  • 50 copies of two of the three brochures used for role-play with the teens, and for their use after the office visit (.101 Ways to Say No to Sex,. and a condom-use brochure, and .List of Support Services for Teenagers..note: this last brochure is specific to the area in which the intervention was originally developed; PASHA staff recommend that you consider developing a similar resource for your area if one is not readily available; only one copy is included for reference purposes)
  • 50 copies of two parents. brochures (.HIV: Talking with Your Teen,. and .Drugs: Talking with Your Teen.)
  • 50 copies of the ASSESS Answer Sheet for teens. use
  • 2 copies of the ASSESS STD/HIV Risk Assessment Template for the physician.s use
  • 2 copies of the cut-and-paste ASSESS Pyramid (requires simple assembly)

  • Note: There are some secondary materials you will need to obtain to offer this intervention. A television and VCR will be needed to view the simulation video, an audiocassette player with headphones will be needed for the risk assessment audiotape, and scissors and tape or glue will be needed to assemble the ASSESS Pyramid.

  • Telephone technical support on implementation and evaluation for 1 year

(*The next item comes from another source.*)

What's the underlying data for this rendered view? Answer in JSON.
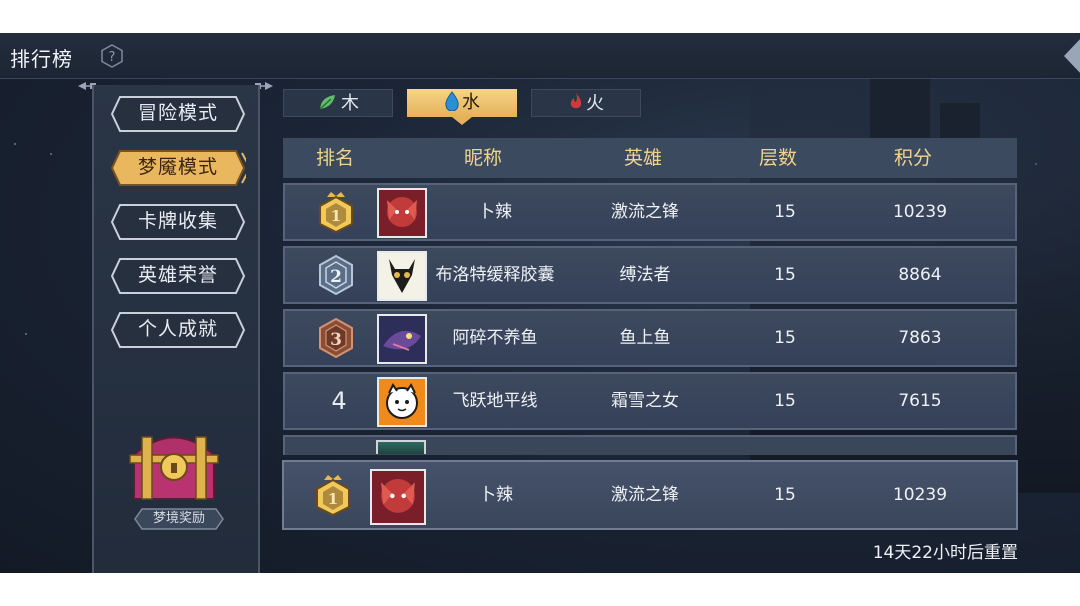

This program box contains a copy of the exit interviews for girls and boys, as well as the follow-up phone questionnaires that were used to collect baseline and follow-up data during the original evaluation of this program. (Please refer to the yellow .Original Evaluation Materials. booklet.) Additional resources for evaluation are also included: (1) Prevention Minimum Evaluation Data Set (PMEDS), a generic questionnaire that can be adapted to suit most prevention programs, and (2) Local Evaluator Consultant Network Directory.